Do You Think You Have a Hernia?
Mercy Philadelphia Hospital to offer free screenings and information
West Philadelphia (April 2, 2012) – For some, it can cause sudden pain when you cough or move. For others, a lump or "swelling" develops over time and may not cause any pain at all. But for the nearly five million Americans who suffer from one each year, a hernia can lead to other health problems if left untreated. For example, if the bowel gets trapped inside the hernia sac, and the blood supply gets pinched off, this becomes an emergency.
What is a hernia?
Anyone—men, women and children—can get a hernia.
A hernia is when an internal organ bulges through a weak area of muscle. The abdomen and groin are the most common areas affected by a hernia. Signs and symptoms can include pain, discomfort or swelling.
A hernia can occur for various reasons:
- When a muscle is weak or strained—for example, during heavy lifting, when muscles are stretched during pregnancy or significant weight loss, or straining during a bowel movement
- When a medical condition, such as lung disease, chronic coughing or an enlarged prostate, causes increased pressure in the abdomen
Some people are born with weak abdominal muscles, making them more susceptible to developing hernias.
Diagnosis and Treatment
Mercy Philadelphia Hospital in West Philadelphia offers a program that’s solely dedicated to the treatment of all types of hernias.
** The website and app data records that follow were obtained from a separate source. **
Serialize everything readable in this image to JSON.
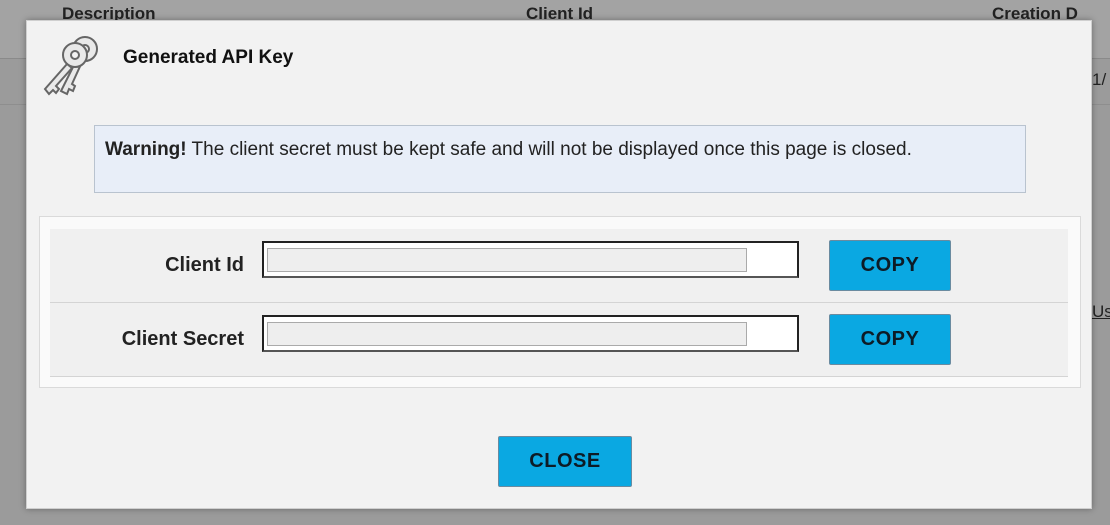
{
  "background": {
    "columns": [
      "Description",
      "Client Id",
      "Creation D"
    ],
    "row_fragment": "1/",
    "link_fragment": "Us"
  },
  "dialog": {
    "icon": "keys-icon",
    "title": "Generated API Key",
    "warning": {
      "strong": "Warning!",
      "text": " The client secret must be kept safe and will not be displayed once this page is closed."
    },
    "fields": [
      {
        "label": "Client Id",
        "value": "",
        "copy_label": "COPY"
      },
      {
        "label": "Client Secret",
        "value": "",
        "copy_label": "COPY"
      }
    ],
    "close_label": "CLOSE"
  },
  "colors": {
    "button": "#0aa8e2",
    "warning_bg": "#e8eef8",
    "overlay": "#9b9b9b"
  }
}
Treatment begins with proper diagnosis by a professional healthcare provider, such as a primary care physician.
Types of hernias include:
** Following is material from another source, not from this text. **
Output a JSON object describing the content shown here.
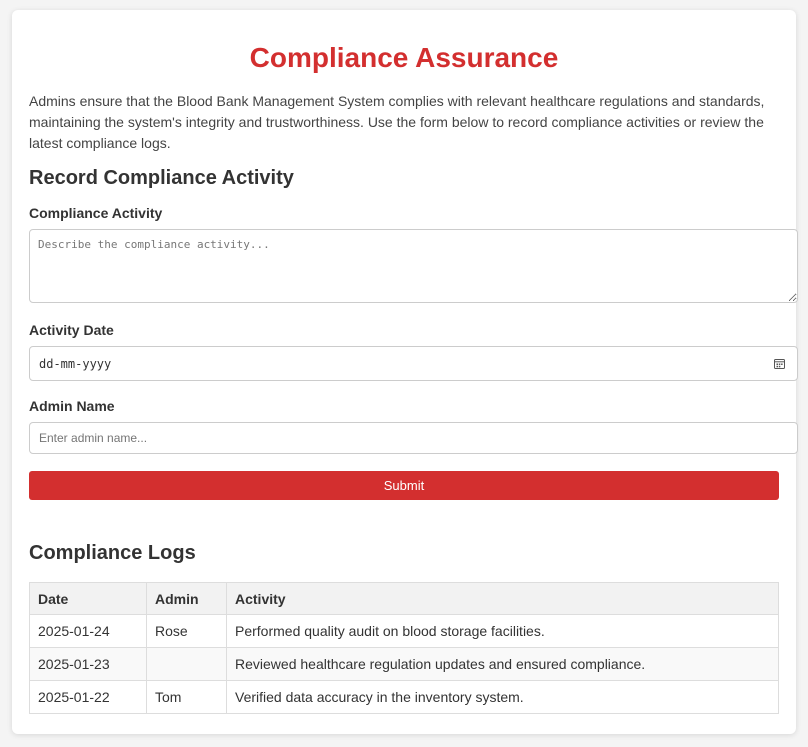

- Inguinal – the most common type of hernia in both men and women, although inguinal hernias are more common in men
- Femoral – occurs more frequently in women and may be felt as a lump and/or pain below the groin crease
- Umbilical – occurs more frequently in pregnant women or obese people, but also occurs in babies
- Incisional – occurs when a surgical wound does not heal properly
A hernia is usually treated with surgery. At Mercy Hernia Care, surgeons use the latest minimally invasive techniques that result in smaller incisions, fewer stitches, less pain and much faster recoveries, also known as "tension free repair."
Your surgeon will use a thin, yet sturdy material called a “mesh” to repair the hernia. The mesh allows new growth of your body’s own tissue. The mesh can go under or over the muscle to support weakened area and is held in place by a few sutures.
Free Screenings and Information
Dr. Leon Clarke, Director of Surgery at Mercy Philadelphia Hospital, leads the team of physicians, nurses and clinicians who work one-on-one with each patient throughout the diagnosis, treatment and recovery phases.
Dr. Clarke is offering free hernia screenings this Saturday, April 7, from 11:00 a.m. – 3:00 p.m., in the Mercy Family Health Associates office at 1575 N. 52nd Street, Suite 800, Philadelphia, PA 19131. To reserve your spot for a free hernia screening, call 215.748.9343.
Dr. Clarke will also speak about hernia care during Dine with the Docs on Saturday, April 21, starting at 11:00 a.m., in the cafeteria at Mercy Philadelphia Hospital, 501 South 54th Street, Philadelphia, PA. A complimentary lunch will be served. To reserve your spot for Dine with the Docs, call 1.877.GO.MERCY (466.3729).